Delaying the Second Pregnancy in Teen Mothers Project Subcommittee

  • Officially launched the program on July 1, 2016.
  • Trained home visitor supervisors and program directors, purchased the syllabus and tools from a “focus on youth” organization in Chicago, and developed tools for program evaluation.
  • Enrolled six teen mothers in the home visit program.
  • Engaged in collaboration with the Michael B. Christensen Community & Family Support Center, Greater Lawrence Community Action Council, Inc., which provides similar services in the community.

Perinatal Mental Health Coalition (formerly MotherWoman of Lowell)
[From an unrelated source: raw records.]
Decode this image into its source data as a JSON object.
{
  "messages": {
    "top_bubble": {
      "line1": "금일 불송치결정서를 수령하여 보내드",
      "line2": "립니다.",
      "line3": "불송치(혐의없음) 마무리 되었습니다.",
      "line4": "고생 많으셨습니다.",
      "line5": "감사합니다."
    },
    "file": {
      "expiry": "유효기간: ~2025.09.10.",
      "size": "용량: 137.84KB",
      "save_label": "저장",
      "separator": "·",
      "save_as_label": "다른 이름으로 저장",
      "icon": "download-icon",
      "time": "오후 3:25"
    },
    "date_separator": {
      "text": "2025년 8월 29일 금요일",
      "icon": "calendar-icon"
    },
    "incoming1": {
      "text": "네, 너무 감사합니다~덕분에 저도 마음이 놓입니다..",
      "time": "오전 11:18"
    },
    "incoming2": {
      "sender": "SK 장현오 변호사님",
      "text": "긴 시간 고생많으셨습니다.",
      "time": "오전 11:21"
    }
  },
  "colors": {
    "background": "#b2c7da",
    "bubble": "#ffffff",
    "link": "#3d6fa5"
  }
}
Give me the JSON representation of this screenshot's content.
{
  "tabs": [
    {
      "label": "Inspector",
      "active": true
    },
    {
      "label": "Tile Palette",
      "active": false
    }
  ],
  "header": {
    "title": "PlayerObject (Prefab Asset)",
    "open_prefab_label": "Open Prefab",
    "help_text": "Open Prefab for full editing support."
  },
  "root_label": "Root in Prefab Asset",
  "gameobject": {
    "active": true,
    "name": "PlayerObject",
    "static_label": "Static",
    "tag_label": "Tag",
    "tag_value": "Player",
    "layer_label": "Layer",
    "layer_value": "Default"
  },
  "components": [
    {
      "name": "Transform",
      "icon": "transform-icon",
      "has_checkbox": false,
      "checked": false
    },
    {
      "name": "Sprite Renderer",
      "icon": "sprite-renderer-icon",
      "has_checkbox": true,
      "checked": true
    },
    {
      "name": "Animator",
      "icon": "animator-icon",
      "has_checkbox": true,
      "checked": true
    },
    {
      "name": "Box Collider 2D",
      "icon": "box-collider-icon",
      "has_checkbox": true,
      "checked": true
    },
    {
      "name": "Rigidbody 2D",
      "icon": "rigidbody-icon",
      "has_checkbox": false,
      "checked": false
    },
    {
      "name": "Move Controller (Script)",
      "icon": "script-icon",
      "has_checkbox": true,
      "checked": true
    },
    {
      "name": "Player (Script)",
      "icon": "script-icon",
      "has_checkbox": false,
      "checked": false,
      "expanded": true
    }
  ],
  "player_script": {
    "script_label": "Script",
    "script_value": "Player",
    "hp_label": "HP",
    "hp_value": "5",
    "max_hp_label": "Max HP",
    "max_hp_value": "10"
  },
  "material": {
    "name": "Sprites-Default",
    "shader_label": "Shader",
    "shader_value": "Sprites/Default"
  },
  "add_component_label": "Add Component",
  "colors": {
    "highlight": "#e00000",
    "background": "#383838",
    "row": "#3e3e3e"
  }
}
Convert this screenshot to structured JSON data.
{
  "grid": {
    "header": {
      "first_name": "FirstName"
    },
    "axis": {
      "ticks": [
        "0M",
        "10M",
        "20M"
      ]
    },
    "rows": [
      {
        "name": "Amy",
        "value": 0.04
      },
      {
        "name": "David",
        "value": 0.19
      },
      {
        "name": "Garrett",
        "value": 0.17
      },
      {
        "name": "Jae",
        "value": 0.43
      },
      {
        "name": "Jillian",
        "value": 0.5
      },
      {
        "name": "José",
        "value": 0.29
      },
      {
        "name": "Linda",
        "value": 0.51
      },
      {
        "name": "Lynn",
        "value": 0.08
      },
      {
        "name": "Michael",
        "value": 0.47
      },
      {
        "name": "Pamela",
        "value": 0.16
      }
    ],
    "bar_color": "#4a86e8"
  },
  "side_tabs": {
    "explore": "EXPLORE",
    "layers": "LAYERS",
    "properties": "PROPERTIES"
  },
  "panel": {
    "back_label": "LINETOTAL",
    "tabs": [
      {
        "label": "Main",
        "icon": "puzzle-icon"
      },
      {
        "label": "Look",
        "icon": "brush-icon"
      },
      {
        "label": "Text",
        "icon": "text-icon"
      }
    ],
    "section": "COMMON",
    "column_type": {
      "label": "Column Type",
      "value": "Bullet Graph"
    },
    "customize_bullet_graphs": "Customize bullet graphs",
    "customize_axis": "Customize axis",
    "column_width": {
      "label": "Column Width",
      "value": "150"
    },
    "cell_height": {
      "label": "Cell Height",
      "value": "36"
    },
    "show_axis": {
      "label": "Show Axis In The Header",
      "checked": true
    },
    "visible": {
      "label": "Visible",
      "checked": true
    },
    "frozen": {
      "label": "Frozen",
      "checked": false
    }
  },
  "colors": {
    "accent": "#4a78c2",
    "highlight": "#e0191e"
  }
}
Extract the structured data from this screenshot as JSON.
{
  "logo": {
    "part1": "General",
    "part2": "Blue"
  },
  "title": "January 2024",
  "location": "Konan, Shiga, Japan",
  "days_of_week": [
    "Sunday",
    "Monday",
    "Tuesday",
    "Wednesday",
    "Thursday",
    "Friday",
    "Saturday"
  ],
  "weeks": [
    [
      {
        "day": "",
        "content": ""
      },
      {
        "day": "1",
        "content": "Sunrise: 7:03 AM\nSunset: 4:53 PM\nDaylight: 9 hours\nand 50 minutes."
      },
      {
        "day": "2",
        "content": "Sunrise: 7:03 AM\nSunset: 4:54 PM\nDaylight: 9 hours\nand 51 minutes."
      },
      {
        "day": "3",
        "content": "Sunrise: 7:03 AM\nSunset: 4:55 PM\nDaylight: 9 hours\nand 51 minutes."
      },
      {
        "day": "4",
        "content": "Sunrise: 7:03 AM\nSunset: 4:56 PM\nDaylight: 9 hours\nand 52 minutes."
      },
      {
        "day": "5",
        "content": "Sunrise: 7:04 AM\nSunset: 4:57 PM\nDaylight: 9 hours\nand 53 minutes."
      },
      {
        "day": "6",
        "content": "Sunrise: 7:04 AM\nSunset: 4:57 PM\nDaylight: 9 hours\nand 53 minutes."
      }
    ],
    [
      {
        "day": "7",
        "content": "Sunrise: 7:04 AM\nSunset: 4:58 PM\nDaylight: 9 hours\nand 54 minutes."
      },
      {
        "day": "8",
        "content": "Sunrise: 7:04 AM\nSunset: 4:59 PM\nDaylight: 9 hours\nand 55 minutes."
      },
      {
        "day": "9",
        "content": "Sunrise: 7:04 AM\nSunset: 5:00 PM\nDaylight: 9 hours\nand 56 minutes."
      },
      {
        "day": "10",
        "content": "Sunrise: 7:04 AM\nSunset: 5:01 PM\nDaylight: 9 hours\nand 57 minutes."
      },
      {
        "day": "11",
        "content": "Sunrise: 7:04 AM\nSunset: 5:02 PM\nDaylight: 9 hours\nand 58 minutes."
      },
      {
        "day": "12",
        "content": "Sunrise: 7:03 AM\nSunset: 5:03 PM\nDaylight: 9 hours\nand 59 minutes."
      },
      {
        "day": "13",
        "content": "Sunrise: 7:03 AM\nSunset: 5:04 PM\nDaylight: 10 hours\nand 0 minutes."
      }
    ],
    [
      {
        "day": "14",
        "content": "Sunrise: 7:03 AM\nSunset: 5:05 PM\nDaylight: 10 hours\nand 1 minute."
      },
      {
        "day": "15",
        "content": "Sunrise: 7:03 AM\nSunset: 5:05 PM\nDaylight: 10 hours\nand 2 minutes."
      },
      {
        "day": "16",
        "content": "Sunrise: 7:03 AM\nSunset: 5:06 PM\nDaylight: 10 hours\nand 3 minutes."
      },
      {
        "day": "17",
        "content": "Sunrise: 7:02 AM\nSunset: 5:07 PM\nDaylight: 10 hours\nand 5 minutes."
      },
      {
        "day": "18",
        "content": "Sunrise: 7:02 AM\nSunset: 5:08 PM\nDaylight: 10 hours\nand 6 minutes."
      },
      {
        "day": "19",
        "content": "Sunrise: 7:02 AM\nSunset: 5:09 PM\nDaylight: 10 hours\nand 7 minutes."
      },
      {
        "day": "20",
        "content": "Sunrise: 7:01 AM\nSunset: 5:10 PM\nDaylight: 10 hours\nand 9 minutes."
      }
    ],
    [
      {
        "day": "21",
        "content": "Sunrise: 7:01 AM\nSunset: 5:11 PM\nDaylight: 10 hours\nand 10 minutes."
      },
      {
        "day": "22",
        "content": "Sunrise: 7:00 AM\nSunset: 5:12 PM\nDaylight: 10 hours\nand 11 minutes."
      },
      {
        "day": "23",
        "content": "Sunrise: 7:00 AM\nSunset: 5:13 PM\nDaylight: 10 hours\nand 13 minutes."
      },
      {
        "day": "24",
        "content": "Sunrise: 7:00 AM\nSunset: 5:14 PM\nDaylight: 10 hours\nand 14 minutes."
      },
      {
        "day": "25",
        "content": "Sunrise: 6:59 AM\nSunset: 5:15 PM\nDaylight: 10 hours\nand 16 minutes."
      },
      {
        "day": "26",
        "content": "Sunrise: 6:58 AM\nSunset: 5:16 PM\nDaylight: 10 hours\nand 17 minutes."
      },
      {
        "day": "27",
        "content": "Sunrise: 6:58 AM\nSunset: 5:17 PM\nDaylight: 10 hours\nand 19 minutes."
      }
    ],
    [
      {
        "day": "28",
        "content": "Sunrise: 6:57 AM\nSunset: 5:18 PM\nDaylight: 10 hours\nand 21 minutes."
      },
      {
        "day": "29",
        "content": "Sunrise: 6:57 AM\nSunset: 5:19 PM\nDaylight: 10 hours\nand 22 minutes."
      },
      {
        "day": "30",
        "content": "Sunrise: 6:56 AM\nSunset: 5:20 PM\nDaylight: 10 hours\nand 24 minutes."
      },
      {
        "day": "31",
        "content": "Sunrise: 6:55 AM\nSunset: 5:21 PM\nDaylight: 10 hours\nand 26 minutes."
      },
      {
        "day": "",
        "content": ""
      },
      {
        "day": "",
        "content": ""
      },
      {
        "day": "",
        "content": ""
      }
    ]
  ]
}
  • Launched a new “Moms Connected” free support group for pregnant and post-partum mothers.
  • Participated in an “Advanced Training for Leaders: The Community-Based Perinatal Support Model for Mothers” on September 22, 2016 in Worcester, highlighting the work of the Mom2Be site.
  • Hosted three film screenings of “Dark Side of the Full Moon,” a documentary on maternal mental health, for practitioners in May and June.
    •  Lowell General Hospital: offered CEUs and MEUs, with nearly 40 participants.
    • Lowell Community Health Center: two showings, with twenty practitioners at each viewing.